──────── Input data
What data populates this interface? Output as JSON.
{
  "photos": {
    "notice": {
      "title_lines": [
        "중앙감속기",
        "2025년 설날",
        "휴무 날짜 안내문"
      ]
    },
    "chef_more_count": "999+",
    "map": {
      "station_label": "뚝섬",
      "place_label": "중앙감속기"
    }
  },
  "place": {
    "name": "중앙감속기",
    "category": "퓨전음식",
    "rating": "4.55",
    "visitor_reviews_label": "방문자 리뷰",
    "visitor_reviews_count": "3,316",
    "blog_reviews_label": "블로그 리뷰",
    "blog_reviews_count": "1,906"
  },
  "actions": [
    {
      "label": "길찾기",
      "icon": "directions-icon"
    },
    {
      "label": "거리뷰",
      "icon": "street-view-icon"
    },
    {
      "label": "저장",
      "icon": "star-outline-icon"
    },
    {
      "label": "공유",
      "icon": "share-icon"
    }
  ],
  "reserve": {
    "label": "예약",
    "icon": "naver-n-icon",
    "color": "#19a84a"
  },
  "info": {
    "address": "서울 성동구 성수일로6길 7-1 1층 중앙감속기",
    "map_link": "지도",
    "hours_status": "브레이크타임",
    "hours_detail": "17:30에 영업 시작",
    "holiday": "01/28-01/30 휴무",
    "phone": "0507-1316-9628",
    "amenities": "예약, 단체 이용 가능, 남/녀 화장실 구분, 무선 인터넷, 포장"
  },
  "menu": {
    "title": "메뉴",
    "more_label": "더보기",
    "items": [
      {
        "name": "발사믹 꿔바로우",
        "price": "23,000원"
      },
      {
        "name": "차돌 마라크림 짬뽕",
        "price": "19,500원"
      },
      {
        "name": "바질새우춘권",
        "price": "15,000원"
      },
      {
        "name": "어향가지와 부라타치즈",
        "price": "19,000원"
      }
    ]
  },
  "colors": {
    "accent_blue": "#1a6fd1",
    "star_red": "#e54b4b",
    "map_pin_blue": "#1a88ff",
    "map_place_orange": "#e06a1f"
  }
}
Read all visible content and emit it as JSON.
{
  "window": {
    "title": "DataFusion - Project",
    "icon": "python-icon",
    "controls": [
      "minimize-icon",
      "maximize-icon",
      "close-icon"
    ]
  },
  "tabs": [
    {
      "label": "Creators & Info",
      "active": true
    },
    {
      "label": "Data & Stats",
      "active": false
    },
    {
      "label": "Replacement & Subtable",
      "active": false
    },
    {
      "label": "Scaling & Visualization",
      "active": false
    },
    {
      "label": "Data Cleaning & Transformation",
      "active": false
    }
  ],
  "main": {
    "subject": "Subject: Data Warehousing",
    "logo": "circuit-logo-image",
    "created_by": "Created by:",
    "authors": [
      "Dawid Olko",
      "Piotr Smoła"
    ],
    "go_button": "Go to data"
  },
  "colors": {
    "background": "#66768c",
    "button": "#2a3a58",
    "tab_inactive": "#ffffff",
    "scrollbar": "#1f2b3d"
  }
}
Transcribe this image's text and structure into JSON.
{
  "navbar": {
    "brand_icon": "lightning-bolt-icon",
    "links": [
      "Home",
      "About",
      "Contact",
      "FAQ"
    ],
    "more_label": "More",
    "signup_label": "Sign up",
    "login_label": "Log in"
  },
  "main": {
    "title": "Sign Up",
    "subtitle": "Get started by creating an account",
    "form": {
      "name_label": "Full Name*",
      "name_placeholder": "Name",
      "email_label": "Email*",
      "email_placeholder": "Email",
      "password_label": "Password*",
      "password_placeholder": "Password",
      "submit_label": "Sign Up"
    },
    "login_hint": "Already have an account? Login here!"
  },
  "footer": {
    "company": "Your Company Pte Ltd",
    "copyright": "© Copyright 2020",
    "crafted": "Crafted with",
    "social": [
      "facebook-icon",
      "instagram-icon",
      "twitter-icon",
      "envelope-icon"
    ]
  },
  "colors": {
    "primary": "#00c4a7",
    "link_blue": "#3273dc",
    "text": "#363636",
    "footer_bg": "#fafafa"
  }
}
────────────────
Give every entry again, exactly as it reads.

What data populates this interface? Output as JSON.
{
  "photos": {
    "notice": {
      "title_lines": [
        "중앙감속기",
        "2025년 설날",
        "휴무 날짜 안내문"
      ]
    },
    "chef_more_count": "999+",
    "map": {
      "station_label": "뚝섬",
      "place_label": "중앙감속기"
    }
  },
  "place": {
    "name": "중앙감속기",
    "category": "퓨전음식",
    "rating": "4.55",
    "visitor_reviews_label": "방문자 리뷰",
    "visitor_reviews_count": "3,316",
    "blog_reviews_label": "블로그 리뷰",
    "blog_reviews_count": "1,906"
  },
  "actions": [
    {
      "label": "길찾기",
      "icon": "directions-icon"
    },
    {
      "label": "거리뷰",
      "icon": "street-view-icon"
    },
    {
      "label": "저장",
      "icon": "star-outline-icon"
    },
    {
      "label": "공유",
      "icon": "share-icon"
    }
  ],
  "reserve": {
    "label": "예약",
    "icon": "naver-n-icon",
    "color": "#19a84a"
  },
  "info": {
    "address": "서울 성동구 성수일로6길 7-1 1층 중앙감속기",
    "map_link": "지도",
    "hours_status": "브레이크타임",
    "hours_detail": "17:30에 영업 시작",
    "holiday": "01/28-01/30 휴무",
    "phone": "0507-1316-9628",
    "amenities": "예약, 단체 이용 가능, 남/녀 화장실 구분, 무선 인터넷, 포장"
  },
  "menu": {
    "title": "메뉴",
    "more_label": "더보기",
    "items": [
      {
        "name": "발사믹 꿔바로우",
        "price": "23,000원"
      },
      {
        "name": "차돌 마라크림 짬뽕",
        "price": "19,500원"
      },
      {
        "name": "바질새우춘권",
        "price": "15,000원"
      },
      {
        "name": "어향가지와 부라타치즈",
        "price": "19,000원"
      }
    ]
  },
  "colors": {
    "accent_blue": "#1a6fd1",
    "star_red": "#e54b4b",
    "map_pin_blue": "#1a88ff",
    "map_place_orange": "#e06a1f"
  }
}
Read all visible content and emit it as JSON.
{
  "window": {
    "title": "DataFusion - Project",
    "icon": "python-icon",
    "controls": [
      "minimize-icon",
      "maximize-icon",
      "close-icon"
    ]
  },
  "tabs": [
    {
      "label": "Creators & Info",
      "active": true
    },
    {
      "label": "Data & Stats",
      "active": false
    },
    {
      "label": "Replacement & Subtable",
      "active": false
    },
    {
      "label": "Scaling & Visualization",
      "active": false
    },
    {
      "label": "Data Cleaning & Transformation",
      "active": false
    }
  ],
  "main": {
    "subject": "Subject: Data Warehousing",
    "logo": "circuit-logo-image",
    "created_by": "Created by:",
    "authors": [
      "Dawid Olko",
      "Piotr Smoła"
    ],
    "go_button": "Go to data"
  },
  "colors": {
    "background": "#66768c",
    "button": "#2a3a58",
    "tab_inactive": "#ffffff",
    "scrollbar": "#1f2b3d"
  }
}
Transcribe this image's text and structure into JSON.
{
  "navbar": {
    "brand_icon": "lightning-bolt-icon",
    "links": [
      "Home",
      "About",
      "Contact",
      "FAQ"
    ],
    "more_label": "More",
    "signup_label": "Sign up",
    "login_label": "Log in"
  },
  "main": {
    "title": "Sign Up",
    "subtitle": "Get started by creating an account",
    "form": {
      "name_label": "Full Name*",
      "name_placeholder": "Name",
      "email_label": "Email*",
      "email_placeholder": "Email",
      "password_label": "Password*",
      "password_placeholder": "Password",
      "submit_label": "Sign Up"
    },
    "login_hint": "Already have an account? Login here!"
  },
  "footer": {
    "company": "Your Company Pte Ltd",
    "copyright": "© Copyright 2020",
    "crafted": "Crafted with",
    "social": [
      "facebook-icon",
      "instagram-icon",
      "twitter-icon",
      "envelope-icon"
    ]
  },
  "colors": {
    "primary": "#00c4a7",
    "link_blue": "#3273dc",
    "text": "#363636",
    "footer_bg": "#fafafa"
  }
}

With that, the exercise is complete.